Surely no other industry still plays such a symbolic role as the car industry inside Germany. At the same time no other industry sector (together with airlines) has been as blind on climate change as German car makers, which have consistently managed to gear up their fleets both in average engine power and CO2 emissions. But when the world and the European Commission finally start to take climate change seriously, we can see a very European pattern evolving. National champion industries (here: Germany’s car industry) send a big letter to the government – and all the EU has to stand still. How familiar, but how very European is this behaviour? – “All politics is local” they say.
Commissioner Wallström had invited this morning some of the big Brussels-based NGOs to a stakeholder discussion (among them JEF) on the Communication policy, the upcoming “Berlin Declaration” as well as the general way forward with the Constitution (at least this is what the invitation said). However, in their introductions Wallström and a surprise visitor Barroso focused on the Berlin declaration. The Commission president repeated the five issues he was presenting already in the EP last week in reply to Merkel’s presidency presentation: solidarity, sustainability, accountability, security and Europe’s global role.
The 20 or so representatives then commented on the Berlin Declaration, explained how important their issues are etc. Most of it was somehow expected, things I could pretty much agree with but without the concrete spice where I would have said that this is a thing I would find new. I guess poor Wallström and Barroso as well as their 10 or so staff were listening to these arguments not for the first time. After a couple of interventions – and as the last one before Barroso had to leave – I tried to take things from a more ambitious, institutional perspective. Here is roughly what I commented: Continue reading →
This weekend was a good one for Europa-Union Deutschland (EUD). The 60 year anniversary of Europa-Union’s foundation in Syke in 1946 was celebrated in the very same village near Bremen yesterday. Apart from the less exciting but still positive remarks and contributions by various politicians (exclusively male!!), the real high point was a speech by Swiss Europhile Adolf Muschg. It has not happened very often that such a bright observer of European integration addresses our organisations. I was very excited about Muschg’s speech and its positive welcoming.
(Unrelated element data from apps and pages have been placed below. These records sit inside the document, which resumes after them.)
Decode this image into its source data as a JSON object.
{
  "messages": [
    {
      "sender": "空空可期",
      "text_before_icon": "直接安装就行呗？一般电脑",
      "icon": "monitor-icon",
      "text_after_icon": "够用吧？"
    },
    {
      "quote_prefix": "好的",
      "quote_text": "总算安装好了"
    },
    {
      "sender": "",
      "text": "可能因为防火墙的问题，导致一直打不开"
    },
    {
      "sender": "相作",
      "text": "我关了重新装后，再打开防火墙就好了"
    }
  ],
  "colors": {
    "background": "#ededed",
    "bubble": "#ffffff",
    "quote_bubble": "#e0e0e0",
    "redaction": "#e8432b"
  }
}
Sunday then saw the typical resolution business, panel debate (again all male) and Verbandsgeschäfte. But the real breakthrough for EUD and the years to come is the election of Peter Altmaier as new president. He is probably one of the most knowledgeble EU experts in Germany, he has always sticked to his European and federalist believes even when this did not always suit best his political career. But more than that I value his real commitment from the first times I met him. Back in and around 2002 he was of great help to establish and run the intergroup Constitution in the Bundestag. And on top of that was happy to hang out for beers with us afterwards. If any politicians has shown that he is a man of this movement (and beyond that a great friend of JEF), then it is Peter Altmaier. Congratulations to him for obtaining 97% of the votes and the trust of this organisation (some more information in EUD’s press release). JEF-Europe will happily work together you Peter in the months to come and we are looking forward to see him on our activities during the German presidency.
When I was sitting at the back-benches I was wondering why Altmaier stayed so close to our Bavarian Baron von Cetto. Have a look at this: